What to do:
Count the lines below containing "content". Number only.

-=-=-

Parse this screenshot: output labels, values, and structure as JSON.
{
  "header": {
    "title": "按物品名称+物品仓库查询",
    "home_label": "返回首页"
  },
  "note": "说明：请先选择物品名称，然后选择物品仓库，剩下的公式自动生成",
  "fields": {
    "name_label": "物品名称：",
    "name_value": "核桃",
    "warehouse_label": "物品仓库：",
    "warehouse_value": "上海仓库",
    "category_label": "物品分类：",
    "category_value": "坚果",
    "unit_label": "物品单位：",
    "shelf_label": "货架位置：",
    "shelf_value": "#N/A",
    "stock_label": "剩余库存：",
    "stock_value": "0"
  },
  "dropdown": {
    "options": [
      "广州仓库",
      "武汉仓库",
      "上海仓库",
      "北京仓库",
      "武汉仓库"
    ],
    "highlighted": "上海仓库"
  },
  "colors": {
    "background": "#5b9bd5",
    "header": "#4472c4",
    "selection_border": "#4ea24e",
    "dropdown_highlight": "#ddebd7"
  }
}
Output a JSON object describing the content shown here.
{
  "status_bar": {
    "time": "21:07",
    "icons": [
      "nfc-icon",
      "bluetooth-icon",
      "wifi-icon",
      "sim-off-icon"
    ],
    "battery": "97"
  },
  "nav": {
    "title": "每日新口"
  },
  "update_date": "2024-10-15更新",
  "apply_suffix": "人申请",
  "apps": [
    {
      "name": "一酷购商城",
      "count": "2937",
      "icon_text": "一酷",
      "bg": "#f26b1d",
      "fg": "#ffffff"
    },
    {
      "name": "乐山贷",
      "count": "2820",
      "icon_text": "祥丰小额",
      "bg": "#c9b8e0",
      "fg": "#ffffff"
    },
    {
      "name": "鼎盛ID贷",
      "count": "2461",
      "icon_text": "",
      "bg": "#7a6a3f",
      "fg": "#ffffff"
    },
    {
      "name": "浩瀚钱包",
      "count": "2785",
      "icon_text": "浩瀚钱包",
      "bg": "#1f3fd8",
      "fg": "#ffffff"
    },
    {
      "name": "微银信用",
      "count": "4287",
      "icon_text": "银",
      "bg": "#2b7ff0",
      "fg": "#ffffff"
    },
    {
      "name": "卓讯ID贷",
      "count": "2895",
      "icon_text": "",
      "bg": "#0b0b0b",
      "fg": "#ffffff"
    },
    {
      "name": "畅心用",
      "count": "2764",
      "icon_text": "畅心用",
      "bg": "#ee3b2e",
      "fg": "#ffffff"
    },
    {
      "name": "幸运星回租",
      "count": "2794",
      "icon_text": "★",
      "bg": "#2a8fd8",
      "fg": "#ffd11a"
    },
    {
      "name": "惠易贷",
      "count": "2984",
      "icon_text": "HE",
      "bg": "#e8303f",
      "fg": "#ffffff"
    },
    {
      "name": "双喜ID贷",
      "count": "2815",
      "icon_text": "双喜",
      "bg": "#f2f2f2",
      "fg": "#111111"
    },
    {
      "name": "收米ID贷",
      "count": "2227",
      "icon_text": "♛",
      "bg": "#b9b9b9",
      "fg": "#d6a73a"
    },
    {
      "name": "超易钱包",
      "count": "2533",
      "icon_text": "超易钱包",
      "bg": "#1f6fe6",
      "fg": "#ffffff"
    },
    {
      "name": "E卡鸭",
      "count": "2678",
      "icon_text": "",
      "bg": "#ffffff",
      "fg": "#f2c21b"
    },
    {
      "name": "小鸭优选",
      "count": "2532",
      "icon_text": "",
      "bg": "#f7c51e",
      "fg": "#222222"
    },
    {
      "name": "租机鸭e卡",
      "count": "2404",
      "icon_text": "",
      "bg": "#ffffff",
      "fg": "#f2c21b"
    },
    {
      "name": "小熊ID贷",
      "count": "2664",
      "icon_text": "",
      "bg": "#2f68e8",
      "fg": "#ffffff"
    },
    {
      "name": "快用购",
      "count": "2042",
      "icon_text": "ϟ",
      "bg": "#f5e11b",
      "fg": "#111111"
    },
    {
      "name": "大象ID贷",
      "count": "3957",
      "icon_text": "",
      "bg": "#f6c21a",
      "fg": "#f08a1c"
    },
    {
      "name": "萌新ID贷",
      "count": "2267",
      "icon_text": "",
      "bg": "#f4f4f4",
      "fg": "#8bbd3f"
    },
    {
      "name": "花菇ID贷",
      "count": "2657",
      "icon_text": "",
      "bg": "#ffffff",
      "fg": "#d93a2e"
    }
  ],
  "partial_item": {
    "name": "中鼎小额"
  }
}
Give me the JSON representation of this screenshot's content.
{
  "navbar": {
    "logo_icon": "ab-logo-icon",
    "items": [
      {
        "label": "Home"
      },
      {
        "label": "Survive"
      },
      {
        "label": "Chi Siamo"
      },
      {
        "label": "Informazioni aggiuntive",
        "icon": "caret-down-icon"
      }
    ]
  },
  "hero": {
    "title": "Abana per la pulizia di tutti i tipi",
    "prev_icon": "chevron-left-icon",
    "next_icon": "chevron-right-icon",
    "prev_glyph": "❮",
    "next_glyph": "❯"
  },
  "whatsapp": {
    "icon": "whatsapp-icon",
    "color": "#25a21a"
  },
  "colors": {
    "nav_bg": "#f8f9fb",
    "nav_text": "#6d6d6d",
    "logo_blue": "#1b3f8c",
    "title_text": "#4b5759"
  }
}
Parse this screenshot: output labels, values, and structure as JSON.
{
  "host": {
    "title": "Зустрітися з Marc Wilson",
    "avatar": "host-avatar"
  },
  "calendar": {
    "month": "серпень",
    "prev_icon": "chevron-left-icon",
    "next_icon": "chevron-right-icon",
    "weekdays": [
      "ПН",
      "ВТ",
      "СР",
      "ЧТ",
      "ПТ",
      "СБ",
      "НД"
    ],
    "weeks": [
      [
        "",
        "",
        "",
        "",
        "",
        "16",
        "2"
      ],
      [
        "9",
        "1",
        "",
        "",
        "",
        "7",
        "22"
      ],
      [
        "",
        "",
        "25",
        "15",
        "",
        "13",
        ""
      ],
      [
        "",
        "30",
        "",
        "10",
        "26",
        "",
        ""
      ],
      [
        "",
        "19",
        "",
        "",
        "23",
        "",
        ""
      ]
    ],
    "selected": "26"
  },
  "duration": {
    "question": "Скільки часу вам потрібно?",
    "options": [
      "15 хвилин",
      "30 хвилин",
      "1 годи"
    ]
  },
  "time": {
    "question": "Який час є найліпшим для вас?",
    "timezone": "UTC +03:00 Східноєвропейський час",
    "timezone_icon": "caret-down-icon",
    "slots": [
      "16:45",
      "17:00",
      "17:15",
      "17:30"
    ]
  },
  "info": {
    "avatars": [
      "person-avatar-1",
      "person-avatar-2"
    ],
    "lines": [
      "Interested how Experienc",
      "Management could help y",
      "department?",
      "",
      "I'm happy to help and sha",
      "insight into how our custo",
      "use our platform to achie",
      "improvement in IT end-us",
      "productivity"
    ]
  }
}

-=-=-

Final answer:
2